[Dataset extract Boundary: Start]

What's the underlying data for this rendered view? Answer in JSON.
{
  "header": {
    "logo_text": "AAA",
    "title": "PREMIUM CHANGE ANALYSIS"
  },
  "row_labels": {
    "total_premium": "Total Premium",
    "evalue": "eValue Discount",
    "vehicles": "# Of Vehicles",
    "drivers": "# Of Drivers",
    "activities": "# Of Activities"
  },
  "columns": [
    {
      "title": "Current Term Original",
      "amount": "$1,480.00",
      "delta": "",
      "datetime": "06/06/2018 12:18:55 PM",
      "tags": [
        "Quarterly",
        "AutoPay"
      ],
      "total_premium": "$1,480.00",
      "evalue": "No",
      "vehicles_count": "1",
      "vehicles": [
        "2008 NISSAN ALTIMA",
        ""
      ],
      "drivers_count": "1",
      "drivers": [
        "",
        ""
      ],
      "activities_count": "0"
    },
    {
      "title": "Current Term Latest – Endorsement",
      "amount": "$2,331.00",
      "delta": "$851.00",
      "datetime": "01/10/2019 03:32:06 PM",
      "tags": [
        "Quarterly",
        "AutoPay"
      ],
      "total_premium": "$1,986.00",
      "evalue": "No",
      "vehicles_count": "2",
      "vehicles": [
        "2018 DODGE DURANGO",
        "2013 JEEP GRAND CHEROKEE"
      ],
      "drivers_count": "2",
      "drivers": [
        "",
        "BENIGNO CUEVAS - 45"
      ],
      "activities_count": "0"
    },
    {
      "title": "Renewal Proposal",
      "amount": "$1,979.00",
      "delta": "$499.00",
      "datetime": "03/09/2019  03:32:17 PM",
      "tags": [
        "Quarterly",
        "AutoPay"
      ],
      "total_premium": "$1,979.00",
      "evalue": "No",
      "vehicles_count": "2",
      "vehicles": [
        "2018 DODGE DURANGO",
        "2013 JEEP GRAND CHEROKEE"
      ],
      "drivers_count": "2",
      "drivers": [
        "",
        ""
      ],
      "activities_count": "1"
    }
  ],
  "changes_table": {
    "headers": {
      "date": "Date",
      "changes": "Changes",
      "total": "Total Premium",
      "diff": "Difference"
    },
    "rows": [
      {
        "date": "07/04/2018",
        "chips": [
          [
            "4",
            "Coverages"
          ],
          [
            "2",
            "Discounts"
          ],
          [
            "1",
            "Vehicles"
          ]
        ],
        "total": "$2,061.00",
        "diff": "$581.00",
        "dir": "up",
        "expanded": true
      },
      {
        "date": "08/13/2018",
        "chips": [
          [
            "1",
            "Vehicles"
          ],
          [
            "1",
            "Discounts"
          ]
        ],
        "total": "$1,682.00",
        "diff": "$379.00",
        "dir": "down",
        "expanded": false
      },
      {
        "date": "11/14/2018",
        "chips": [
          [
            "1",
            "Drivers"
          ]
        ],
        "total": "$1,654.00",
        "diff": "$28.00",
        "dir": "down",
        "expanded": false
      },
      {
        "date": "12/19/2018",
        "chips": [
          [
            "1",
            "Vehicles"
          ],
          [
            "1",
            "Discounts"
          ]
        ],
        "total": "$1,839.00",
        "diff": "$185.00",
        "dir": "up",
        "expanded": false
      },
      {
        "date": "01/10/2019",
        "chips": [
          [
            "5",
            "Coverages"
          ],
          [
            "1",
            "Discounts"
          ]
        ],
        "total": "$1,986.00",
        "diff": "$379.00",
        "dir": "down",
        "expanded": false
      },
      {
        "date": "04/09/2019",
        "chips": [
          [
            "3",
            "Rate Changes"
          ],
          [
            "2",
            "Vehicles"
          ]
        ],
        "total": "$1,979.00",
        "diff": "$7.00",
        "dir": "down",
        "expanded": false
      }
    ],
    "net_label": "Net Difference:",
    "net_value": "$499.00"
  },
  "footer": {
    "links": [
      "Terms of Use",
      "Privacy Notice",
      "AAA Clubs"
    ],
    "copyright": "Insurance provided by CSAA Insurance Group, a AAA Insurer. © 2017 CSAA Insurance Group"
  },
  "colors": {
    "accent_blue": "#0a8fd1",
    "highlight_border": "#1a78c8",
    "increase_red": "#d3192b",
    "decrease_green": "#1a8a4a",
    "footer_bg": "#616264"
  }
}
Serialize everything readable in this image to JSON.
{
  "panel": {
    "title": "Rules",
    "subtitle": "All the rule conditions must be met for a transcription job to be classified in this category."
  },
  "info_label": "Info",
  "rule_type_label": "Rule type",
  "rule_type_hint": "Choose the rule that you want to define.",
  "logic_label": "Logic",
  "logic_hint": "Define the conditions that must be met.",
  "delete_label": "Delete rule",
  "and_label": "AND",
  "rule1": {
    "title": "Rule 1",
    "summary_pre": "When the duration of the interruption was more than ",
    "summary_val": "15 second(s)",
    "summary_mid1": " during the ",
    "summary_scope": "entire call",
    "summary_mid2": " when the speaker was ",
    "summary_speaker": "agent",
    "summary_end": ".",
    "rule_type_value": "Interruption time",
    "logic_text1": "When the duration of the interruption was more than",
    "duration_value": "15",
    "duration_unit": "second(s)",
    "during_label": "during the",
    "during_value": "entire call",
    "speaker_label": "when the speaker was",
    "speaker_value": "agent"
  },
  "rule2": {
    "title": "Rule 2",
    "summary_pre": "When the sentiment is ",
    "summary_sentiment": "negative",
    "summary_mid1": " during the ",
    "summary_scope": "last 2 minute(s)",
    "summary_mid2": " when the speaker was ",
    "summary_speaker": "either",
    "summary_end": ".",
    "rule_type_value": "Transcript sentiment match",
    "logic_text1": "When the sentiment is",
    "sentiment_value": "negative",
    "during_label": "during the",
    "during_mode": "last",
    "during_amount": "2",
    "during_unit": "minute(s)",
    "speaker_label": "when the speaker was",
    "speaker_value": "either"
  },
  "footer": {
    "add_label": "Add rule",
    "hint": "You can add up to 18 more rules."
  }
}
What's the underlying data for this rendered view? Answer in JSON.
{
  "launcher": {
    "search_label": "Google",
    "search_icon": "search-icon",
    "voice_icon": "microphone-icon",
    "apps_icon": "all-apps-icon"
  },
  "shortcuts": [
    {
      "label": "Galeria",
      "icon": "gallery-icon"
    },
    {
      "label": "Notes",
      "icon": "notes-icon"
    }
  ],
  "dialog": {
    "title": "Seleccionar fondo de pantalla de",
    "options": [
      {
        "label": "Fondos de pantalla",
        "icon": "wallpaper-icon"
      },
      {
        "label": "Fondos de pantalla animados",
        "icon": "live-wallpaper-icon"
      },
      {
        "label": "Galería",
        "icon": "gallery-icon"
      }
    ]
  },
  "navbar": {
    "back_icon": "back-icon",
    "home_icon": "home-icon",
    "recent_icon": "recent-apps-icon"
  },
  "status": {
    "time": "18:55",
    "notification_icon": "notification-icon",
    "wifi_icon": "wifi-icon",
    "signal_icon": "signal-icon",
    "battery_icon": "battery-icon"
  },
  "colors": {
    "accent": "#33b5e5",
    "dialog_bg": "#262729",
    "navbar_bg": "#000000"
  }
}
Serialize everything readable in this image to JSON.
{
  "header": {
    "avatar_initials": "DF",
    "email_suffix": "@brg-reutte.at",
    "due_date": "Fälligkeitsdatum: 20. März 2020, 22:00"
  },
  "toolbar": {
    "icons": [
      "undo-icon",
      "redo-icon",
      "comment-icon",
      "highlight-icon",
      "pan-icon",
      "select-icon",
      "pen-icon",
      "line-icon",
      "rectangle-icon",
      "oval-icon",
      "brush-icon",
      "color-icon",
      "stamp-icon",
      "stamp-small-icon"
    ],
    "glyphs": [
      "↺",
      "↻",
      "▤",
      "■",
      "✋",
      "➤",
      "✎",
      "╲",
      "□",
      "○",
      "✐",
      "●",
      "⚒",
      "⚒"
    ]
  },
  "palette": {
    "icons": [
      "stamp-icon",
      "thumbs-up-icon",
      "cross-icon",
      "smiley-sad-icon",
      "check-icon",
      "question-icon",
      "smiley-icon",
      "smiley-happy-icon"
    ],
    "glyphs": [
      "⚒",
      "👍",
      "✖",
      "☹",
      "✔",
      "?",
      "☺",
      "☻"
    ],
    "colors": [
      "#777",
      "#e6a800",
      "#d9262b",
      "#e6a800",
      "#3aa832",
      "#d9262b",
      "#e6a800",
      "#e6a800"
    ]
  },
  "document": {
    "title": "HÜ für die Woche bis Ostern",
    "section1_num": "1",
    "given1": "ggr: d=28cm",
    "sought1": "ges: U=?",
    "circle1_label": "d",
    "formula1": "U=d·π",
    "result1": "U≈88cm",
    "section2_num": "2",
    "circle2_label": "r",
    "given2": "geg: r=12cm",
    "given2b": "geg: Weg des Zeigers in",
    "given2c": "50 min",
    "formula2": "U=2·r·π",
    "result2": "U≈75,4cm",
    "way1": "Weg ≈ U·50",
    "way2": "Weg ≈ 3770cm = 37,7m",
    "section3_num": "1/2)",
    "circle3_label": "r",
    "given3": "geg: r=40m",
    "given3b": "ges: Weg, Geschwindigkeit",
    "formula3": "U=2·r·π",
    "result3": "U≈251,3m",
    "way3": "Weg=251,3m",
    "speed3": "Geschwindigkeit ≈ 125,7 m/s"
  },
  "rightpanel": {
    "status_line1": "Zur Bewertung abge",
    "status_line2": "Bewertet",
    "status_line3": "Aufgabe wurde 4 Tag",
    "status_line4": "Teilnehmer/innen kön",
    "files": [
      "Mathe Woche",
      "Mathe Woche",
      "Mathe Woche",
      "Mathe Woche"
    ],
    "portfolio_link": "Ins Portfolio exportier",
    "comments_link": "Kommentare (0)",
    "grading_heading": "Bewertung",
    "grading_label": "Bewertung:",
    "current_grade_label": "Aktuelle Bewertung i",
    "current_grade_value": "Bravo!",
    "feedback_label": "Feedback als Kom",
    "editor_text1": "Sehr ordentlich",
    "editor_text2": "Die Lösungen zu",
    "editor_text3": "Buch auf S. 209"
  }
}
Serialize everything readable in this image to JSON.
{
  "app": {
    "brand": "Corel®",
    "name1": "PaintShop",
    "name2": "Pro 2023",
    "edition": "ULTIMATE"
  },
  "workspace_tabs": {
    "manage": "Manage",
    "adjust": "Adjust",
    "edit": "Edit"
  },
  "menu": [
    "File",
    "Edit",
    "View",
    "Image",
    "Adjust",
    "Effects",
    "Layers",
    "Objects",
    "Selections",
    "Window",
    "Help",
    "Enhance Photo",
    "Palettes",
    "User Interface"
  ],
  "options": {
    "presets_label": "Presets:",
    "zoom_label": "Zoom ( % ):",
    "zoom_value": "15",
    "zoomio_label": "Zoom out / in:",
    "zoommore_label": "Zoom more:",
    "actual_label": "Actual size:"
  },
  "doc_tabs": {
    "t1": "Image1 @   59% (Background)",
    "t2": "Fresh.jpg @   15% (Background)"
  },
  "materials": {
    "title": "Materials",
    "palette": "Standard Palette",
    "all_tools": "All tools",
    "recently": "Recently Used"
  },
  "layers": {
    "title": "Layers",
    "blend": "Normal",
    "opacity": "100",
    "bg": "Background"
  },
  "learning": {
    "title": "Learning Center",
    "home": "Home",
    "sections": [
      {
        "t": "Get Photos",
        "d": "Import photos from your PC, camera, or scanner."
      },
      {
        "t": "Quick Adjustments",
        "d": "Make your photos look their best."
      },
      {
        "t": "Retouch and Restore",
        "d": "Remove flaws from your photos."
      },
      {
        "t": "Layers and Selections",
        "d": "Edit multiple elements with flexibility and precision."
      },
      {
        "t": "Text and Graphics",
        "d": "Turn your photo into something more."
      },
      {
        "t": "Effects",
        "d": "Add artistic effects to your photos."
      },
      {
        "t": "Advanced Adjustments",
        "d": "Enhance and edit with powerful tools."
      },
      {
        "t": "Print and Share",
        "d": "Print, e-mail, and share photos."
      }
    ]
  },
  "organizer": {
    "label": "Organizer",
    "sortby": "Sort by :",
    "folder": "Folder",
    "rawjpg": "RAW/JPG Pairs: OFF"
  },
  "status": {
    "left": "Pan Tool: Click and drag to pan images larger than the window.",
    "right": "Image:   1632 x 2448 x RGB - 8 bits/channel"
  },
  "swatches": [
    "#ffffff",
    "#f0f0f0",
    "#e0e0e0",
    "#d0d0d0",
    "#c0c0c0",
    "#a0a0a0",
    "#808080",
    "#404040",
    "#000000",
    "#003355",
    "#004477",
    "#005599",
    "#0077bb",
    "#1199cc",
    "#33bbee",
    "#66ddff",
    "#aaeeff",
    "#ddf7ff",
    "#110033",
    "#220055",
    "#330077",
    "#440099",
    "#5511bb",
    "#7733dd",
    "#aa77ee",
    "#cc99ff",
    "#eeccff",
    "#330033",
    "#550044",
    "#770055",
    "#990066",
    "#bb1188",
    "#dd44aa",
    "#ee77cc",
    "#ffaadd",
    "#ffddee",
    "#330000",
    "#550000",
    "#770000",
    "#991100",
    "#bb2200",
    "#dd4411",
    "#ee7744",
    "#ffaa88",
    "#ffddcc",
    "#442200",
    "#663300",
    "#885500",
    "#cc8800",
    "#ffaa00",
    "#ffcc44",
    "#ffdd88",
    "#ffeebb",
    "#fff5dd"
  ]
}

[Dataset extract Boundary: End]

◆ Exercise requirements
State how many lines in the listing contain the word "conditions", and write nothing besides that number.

◆ Output of the exercise
2